Sachuest Point National Wildlife Refuge is a popular place for nature walks and bird viewing. Sweet Berry Farm is well-known for its pick-your-own fruits and for having one of the most fantastic pumpkin patches in the state, which can be found in Middletown. Before traveling into town for a nice seafood supper, locals and tourists like checking out what’s on tap at the local vineyard.
Sachuest Beach (Second Beach) and Third Beach are two of the most popular beaches in Rhode Island, and both are located in Middletown. Both locations will likely charge a fee for parking. Both beaches are suitable for swimming and have facilities and lifeguards, with Second Beach offering more.
Warren is a one-of-a-kind place, with its beaches and its sprawling farms. Visit the museums, art galleries, theaters, and restaurants, or ride on the beautiful East Bay Bike Path that connects Providence to Bristol.
Warren’s active waterfront is one of the oldest in New England, with more than 16 miles of coastline, various marine-based enterprises, and a vibrant downtown. Bicyclists and foodies will love Warren’s downtown, which is also friendly to the environment.
A total of 11,147 people called this municipality home as of the upcoming 2020 census. The compact central business district and its lively community have set an eco-friendly standard for healthy lifestyles, which makes life quite enjoyable.
Warren Town Beach is located next to Burr’s Hill Park and has a playground, shallow water, and plenty of room for even the most prominent family gatherings due to the park’s proximity.
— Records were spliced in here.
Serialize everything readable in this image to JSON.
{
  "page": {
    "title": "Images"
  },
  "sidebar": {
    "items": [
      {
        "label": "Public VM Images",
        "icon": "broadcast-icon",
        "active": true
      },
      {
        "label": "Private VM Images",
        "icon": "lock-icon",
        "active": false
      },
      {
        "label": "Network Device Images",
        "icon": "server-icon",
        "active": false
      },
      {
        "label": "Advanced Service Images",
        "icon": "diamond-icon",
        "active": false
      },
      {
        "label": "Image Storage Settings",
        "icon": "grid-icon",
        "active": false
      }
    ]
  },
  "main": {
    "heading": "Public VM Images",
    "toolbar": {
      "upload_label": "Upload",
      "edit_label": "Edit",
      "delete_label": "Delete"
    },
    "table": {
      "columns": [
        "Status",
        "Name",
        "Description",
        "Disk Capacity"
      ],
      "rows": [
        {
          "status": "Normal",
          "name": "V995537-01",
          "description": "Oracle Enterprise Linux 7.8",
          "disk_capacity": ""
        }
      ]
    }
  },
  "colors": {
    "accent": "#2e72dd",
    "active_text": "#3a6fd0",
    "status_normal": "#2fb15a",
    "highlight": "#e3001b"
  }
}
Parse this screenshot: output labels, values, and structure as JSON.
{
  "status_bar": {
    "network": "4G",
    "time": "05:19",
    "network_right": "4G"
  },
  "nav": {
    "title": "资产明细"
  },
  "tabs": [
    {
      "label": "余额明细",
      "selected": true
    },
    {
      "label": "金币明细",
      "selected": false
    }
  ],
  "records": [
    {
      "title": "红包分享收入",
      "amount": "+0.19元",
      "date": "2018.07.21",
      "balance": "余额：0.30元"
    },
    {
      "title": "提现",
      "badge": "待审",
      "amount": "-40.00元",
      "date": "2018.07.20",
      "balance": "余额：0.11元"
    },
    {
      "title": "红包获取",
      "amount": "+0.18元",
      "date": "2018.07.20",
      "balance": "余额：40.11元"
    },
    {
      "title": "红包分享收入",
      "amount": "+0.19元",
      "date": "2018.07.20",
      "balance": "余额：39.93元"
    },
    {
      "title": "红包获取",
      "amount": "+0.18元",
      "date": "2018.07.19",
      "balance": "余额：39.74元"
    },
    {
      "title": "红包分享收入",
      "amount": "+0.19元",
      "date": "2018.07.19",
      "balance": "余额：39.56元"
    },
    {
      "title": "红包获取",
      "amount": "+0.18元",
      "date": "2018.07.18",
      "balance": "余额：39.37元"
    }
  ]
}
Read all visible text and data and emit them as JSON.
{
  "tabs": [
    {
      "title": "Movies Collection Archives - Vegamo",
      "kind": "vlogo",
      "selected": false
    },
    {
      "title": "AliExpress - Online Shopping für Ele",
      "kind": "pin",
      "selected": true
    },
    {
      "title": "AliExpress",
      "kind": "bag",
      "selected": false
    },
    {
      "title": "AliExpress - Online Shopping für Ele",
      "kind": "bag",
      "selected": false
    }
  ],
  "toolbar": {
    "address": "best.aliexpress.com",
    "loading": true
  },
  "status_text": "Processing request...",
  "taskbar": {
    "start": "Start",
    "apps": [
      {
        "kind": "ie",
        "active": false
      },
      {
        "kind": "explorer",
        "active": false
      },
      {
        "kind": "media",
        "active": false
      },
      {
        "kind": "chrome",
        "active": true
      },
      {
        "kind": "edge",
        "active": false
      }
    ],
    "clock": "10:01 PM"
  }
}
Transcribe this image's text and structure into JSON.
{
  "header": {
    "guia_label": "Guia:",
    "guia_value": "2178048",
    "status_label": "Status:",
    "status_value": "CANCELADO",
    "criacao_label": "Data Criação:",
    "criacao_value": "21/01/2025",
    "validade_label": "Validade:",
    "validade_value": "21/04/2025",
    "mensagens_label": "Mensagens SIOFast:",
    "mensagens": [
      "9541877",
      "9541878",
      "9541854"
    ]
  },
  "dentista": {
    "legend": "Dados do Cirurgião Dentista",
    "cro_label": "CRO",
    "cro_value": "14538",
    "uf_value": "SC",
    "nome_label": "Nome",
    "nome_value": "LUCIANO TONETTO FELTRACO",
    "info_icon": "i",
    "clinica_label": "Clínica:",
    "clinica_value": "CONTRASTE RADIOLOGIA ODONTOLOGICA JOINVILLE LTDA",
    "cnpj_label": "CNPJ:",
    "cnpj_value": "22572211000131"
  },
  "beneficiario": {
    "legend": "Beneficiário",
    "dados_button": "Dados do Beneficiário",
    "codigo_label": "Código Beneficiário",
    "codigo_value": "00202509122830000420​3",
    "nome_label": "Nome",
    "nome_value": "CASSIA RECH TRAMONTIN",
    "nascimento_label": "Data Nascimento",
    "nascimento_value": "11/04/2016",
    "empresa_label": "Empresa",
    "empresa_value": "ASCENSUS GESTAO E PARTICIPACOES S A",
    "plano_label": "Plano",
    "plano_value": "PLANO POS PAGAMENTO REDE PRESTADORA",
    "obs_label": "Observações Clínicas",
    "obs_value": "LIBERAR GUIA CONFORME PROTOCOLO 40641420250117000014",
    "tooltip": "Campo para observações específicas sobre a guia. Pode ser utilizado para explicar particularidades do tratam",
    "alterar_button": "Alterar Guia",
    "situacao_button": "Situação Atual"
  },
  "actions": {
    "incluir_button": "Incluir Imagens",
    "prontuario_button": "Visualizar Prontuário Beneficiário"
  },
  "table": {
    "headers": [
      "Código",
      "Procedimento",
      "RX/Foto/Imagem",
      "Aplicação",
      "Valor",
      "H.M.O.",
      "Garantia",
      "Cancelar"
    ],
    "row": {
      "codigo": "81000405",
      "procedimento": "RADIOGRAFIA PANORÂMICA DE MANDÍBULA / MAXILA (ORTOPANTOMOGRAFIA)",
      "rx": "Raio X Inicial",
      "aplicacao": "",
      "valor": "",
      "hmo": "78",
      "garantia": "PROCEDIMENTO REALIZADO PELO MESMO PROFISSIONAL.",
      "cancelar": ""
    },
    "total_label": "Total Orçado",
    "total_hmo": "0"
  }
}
Locals enjoy activities such as paddle boarding, picnicking on the grass, and strolls along the lake. Keep in mind that nonresidents are often charged for parking.
The Ocean State is a wonderful place to get some beach time. Be sure to include one or more of these best beach towns on your next itinerary through Rhode Island.